- Hypothesis 2 (R.J. Anderson): The 100s will do better because they will fit a certain type of player with more upside; a few big hits will put them over the top.
- Hypothesis 3 (Sam Miller): The 100s will do worse because the rankers will fall into the pundit trap: Trying to be interesting instead of accurate, they will overlook the flaws that made the player drop out of the top 99 in the first place.
We'll compare all the no. 100 prospects to all the no. 99, 98 and 97 prospects in the same time. First, the lists:
Given the likelihood of failure for any prospect ranked this low, the ones who turned out to have long careers stand out like bold-face. You've probably already deduced, by a quick skim, what the numbers are going to add up to, but let's add up some numbers. All career WARPs below replacement level are rounded up to 0. DNP = no major-league appearances.
|Year||No. 100||No. 99||No. 98||No. 97||97-99 (Avg)|
Big table, but: The no. 100 prospects do a) better than no. 99, but b) worse than nos. 97-99, and considering there's no real difference between being ranked 97th and 99th I'd consider that more telling. Of course, as you can see from the gap between the 97s and the 99s in value produced, there's naturally going to be a wide range of outcomes for any group of 20 prospects–I'd consider that even more telling. No. 100 prospects were less likely to play in the majors. And, of course, many of these players' careers are still to be written.

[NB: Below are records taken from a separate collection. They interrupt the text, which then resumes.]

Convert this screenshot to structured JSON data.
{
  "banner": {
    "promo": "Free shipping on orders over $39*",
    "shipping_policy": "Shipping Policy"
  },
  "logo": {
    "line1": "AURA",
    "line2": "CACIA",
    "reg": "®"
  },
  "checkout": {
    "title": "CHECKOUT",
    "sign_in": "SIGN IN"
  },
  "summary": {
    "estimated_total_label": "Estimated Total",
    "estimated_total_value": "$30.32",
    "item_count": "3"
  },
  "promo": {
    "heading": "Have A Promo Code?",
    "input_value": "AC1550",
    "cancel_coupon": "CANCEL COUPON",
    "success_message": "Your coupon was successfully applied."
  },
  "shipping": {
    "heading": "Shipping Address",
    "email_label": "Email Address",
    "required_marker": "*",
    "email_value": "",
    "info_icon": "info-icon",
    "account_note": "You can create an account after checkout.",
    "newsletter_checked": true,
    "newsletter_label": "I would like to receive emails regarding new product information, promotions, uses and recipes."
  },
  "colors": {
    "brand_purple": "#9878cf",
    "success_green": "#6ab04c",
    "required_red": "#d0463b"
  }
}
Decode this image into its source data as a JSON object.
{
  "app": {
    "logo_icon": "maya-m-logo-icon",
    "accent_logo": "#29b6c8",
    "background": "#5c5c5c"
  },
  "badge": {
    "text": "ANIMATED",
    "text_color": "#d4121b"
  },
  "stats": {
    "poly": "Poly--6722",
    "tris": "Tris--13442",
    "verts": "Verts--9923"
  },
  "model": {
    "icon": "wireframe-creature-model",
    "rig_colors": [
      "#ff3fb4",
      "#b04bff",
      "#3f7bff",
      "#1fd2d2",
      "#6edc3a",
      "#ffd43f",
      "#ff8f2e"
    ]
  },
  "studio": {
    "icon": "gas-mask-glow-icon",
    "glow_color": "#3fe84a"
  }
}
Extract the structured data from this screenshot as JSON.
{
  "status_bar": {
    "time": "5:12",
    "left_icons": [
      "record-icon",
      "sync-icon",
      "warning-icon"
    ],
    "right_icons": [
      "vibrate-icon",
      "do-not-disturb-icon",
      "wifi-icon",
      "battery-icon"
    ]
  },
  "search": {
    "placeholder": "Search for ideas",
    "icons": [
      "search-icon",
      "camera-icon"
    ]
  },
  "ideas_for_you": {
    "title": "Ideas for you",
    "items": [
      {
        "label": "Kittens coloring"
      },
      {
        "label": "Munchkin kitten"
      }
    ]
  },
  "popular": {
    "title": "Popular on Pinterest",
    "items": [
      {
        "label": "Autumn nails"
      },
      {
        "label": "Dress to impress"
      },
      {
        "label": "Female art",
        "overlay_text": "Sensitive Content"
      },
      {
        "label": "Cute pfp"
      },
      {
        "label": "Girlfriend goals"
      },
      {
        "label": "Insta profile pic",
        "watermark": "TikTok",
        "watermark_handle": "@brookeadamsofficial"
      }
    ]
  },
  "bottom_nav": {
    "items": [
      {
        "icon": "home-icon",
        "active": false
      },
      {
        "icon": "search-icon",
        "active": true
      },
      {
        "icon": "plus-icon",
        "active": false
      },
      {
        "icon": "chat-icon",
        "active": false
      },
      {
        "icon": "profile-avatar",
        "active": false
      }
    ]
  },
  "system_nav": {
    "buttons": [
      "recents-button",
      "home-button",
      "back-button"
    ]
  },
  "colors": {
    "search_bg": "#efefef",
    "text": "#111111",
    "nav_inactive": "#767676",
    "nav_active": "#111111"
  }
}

Christian Villanueva might still turn into a Hall-of-Fame… pitcher? Catcher? I don't really know who that guy is. Anyway, I'm going to go ahead and claim victory for my hypothesis, and all in all I'd consider this to have been a nice excuse to remember that Roger Salkeld existed.